Problem description: Set down the data that follows, exactly and completely.

Exercise inputs:
##############################

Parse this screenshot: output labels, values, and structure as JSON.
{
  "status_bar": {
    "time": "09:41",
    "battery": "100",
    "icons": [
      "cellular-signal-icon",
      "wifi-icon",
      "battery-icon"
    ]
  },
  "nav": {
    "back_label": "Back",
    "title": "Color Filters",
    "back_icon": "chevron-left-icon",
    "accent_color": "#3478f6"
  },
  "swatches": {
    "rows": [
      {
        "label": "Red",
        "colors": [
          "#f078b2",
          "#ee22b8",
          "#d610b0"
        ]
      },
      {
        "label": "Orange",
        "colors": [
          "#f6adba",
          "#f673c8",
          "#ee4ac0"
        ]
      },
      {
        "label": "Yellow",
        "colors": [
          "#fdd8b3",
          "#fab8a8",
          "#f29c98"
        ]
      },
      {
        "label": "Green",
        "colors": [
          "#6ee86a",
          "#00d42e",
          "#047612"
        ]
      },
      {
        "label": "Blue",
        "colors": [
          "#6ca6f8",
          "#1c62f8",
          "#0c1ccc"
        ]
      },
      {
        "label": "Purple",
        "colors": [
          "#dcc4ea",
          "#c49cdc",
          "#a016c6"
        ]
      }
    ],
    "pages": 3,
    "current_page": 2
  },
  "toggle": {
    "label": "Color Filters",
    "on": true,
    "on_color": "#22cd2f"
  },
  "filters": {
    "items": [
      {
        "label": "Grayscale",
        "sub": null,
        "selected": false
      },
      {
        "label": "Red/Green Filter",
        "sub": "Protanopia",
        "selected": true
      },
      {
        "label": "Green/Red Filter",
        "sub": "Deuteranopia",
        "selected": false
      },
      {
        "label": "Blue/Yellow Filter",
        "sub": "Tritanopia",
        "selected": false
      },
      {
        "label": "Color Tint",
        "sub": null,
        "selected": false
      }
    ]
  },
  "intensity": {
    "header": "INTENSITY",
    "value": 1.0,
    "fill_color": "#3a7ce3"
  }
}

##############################

Your response:
Parse this screenshot: output labels, values, and structure as JSON.
{
  "status_bar": {
    "time": "09:41",
    "battery": "100",
    "icons": [
      "cellular-signal-icon",
      "wifi-icon",
      "battery-icon"
    ]
  },
  "nav": {
    "back_label": "Back",
    "title": "Color Filters",
    "back_icon": "chevron-left-icon",
    "accent_color": "#3478f6"
  },
  "swatches": {
    "rows": [
      {
        "label": "Red",
        "colors": [
          "#f078b2",
          "#ee22b8",
          "#d610b0"
        ]
      },
      {
        "label": "Orange",
        "colors": [
          "#f6adba",
          "#f673c8",
          "#ee4ac0"
        ]
      },
      {
        "label": "Yellow",
        "colors": [
          "#fdd8b3",
          "#fab8a8",
          "#f29c98"
        ]
      },
      {
        "label": "Green",
        "colors": [
          "#6ee86a",
          "#00d42e",
          "#047612"
        ]
      },
      {
        "label": "Blue",
        "colors": [
          "#6ca6f8",
          "#1c62f8",
          "#0c1ccc"
        ]
      },
      {
        "label": "Purple",
        "colors": [
          "#dcc4ea",
          "#c49cdc",
          "#a016c6"
        ]
      }
    ],
    "pages": 3,
    "current_page": 2
  },
  "toggle": {
    "label": "Color Filters",
    "on": true,
    "on_color": "#22cd2f"
  },
  "filters": {
    "items": [
      {
        "label": "Grayscale",
        "sub": null,
        "selected": false
      },
      {
        "label": "Red/Green Filter",
        "sub": "Protanopia",
        "selected": true
      },
      {
        "label": "Green/Red Filter",
        "sub": "Deuteranopia",
        "selected": false
      },
      {
        "label": "Blue/Yellow Filter",
        "sub": "Tritanopia",
        "selected": false
      },
      {
        "label": "Color Tint",
        "sub": null,
        "selected": false
      }
    ]
  },
  "intensity": {
    "header": "INTENSITY",
    "value": 1.0,
    "fill_color": "#3a7ce3"
  }
}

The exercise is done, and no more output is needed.